*PROBLEM STATEMENT*: From the entries below, count every line that contains the word "keys". Please give the number and nothing else.

*INFORMATION PROVIDED*:
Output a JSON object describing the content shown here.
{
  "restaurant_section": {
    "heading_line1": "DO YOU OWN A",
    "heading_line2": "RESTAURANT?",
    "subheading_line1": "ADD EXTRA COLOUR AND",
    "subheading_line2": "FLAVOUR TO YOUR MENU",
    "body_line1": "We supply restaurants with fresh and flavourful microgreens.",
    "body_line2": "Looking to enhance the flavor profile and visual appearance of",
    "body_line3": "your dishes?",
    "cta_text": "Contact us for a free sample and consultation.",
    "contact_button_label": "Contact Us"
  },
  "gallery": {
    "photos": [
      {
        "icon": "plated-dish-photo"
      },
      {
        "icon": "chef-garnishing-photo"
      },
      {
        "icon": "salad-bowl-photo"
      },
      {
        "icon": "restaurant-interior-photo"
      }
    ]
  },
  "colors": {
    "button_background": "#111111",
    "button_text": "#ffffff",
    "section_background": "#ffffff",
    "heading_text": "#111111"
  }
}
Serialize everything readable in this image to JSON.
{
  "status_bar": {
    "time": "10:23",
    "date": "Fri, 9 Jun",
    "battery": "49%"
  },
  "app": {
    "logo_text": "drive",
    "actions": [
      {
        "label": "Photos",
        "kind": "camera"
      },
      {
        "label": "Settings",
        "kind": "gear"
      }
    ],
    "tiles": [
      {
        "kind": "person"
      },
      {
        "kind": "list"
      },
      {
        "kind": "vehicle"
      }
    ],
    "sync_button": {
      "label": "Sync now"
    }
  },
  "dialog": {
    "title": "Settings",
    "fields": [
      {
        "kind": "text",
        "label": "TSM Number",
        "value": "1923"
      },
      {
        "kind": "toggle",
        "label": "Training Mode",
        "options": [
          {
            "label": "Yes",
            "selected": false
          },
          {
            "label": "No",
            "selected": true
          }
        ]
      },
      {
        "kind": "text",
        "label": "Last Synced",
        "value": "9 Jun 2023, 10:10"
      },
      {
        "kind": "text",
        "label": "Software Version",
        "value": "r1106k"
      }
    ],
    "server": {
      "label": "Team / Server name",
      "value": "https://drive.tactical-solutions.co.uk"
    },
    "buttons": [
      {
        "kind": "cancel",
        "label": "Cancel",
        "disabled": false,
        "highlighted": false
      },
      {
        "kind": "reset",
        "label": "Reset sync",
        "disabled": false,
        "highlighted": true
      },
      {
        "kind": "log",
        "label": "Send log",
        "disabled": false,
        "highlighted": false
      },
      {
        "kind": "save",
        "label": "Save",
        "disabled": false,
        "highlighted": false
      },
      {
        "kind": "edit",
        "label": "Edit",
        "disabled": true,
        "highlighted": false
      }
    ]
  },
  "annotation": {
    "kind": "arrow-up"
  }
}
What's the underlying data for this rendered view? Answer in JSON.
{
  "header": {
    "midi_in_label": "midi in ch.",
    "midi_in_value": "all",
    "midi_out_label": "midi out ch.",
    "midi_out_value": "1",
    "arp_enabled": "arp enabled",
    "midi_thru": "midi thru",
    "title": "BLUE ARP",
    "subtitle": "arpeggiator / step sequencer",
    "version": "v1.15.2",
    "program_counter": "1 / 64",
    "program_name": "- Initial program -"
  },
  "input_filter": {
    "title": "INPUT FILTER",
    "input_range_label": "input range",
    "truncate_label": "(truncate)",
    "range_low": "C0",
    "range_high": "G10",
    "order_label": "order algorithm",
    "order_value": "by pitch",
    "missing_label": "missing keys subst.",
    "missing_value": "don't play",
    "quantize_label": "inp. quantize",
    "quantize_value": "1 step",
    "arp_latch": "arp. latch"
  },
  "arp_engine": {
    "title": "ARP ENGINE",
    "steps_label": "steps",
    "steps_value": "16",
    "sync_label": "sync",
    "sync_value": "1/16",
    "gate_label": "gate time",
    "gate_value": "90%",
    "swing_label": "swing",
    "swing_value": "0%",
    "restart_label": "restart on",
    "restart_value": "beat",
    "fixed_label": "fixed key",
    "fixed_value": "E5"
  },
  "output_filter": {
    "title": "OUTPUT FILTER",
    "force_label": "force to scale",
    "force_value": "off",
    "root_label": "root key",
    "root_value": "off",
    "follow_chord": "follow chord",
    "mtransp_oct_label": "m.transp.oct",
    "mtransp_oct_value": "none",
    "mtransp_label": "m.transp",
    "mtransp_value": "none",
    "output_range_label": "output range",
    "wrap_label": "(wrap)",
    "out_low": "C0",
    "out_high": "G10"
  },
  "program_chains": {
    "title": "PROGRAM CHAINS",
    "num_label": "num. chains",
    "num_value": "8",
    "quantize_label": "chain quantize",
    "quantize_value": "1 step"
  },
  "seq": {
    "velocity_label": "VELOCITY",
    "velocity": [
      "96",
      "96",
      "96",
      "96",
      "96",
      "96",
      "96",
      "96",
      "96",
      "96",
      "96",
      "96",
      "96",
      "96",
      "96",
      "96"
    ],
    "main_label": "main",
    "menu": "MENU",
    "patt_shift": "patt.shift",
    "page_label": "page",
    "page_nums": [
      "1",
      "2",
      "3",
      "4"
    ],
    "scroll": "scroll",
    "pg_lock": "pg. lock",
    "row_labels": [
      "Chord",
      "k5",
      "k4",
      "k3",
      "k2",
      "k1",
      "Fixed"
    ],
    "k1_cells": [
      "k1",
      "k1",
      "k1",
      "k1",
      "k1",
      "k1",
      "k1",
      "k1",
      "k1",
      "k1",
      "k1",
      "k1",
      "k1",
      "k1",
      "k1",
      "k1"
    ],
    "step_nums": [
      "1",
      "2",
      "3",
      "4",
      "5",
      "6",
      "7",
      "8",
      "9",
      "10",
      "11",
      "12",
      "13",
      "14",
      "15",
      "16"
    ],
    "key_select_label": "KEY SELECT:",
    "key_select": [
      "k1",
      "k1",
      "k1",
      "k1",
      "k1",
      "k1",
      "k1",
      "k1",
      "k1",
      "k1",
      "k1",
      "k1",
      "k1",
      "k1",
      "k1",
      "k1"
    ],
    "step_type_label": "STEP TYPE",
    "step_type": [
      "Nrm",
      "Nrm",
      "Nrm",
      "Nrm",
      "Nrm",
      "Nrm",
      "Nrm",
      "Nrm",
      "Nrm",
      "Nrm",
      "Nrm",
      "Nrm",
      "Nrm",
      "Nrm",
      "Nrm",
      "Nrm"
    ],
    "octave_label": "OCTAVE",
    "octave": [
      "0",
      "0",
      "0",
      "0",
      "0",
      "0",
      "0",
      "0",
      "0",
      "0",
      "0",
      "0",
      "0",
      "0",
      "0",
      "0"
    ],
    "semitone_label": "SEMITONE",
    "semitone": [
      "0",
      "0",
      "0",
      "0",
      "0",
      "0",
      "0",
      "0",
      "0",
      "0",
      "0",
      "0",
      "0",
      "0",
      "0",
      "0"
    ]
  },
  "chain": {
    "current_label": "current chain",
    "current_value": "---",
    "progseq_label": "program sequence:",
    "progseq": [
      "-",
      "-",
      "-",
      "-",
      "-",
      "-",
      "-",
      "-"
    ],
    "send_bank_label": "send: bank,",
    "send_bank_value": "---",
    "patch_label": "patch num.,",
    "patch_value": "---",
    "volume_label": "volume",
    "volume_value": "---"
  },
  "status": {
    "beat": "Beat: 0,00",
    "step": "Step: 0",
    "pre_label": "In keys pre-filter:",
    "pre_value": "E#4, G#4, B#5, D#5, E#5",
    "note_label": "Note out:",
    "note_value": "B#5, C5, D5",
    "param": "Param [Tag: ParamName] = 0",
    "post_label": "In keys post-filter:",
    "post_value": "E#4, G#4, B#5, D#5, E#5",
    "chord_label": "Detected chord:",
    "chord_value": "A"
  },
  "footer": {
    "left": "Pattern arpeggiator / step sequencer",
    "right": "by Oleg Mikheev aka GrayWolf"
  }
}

*TASK OUTPUT*: 3